'''
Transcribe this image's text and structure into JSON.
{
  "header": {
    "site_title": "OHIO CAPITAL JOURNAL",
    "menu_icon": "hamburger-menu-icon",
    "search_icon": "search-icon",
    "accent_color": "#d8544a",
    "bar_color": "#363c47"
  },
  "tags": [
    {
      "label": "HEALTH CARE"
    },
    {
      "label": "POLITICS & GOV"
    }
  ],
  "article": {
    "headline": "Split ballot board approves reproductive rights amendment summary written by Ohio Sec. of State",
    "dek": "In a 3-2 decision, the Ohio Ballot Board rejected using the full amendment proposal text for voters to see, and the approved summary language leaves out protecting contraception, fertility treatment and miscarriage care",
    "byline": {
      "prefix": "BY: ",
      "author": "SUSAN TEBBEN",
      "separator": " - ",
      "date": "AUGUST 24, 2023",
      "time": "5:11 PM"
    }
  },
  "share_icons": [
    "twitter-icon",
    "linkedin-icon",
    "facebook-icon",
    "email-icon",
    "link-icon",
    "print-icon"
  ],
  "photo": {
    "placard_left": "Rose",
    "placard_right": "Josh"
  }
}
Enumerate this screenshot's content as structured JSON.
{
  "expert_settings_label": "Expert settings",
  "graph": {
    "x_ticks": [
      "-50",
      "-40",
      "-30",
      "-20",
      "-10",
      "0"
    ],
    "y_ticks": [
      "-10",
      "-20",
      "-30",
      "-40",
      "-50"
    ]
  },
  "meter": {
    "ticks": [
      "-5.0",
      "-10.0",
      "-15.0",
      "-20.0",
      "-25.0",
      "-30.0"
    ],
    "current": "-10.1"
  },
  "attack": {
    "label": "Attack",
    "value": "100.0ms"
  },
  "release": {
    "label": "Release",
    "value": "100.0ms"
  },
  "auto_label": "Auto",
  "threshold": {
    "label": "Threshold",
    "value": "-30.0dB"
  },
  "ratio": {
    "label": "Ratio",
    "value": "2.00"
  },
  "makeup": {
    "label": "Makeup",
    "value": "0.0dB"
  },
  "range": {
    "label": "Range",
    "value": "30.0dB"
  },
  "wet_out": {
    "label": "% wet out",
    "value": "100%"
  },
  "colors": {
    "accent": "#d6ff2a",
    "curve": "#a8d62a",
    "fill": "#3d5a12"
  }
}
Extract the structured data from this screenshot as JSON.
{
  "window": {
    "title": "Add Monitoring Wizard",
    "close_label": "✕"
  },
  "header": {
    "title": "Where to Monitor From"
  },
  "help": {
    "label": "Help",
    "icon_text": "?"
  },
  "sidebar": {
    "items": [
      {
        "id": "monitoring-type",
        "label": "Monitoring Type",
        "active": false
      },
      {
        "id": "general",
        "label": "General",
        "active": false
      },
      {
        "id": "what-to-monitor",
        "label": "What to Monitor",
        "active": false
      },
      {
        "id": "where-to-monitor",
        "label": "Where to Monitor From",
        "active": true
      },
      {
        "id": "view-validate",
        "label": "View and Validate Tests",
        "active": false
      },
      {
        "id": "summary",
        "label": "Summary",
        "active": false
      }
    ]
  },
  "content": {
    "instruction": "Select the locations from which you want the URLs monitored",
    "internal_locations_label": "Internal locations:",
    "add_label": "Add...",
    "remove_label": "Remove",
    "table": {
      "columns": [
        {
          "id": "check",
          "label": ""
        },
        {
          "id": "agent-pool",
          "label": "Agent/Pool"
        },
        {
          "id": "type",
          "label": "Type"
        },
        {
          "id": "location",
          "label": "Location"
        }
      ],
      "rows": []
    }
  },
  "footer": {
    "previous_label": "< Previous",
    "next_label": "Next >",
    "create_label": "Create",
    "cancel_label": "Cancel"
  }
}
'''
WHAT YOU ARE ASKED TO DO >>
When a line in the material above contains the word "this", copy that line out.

FINISHED EXERCISE >>
Transcribe this image's text and structure into JSON.
Enumerate this screenshot's content as structured JSON.
Extract the structured data from this screenshot as JSON.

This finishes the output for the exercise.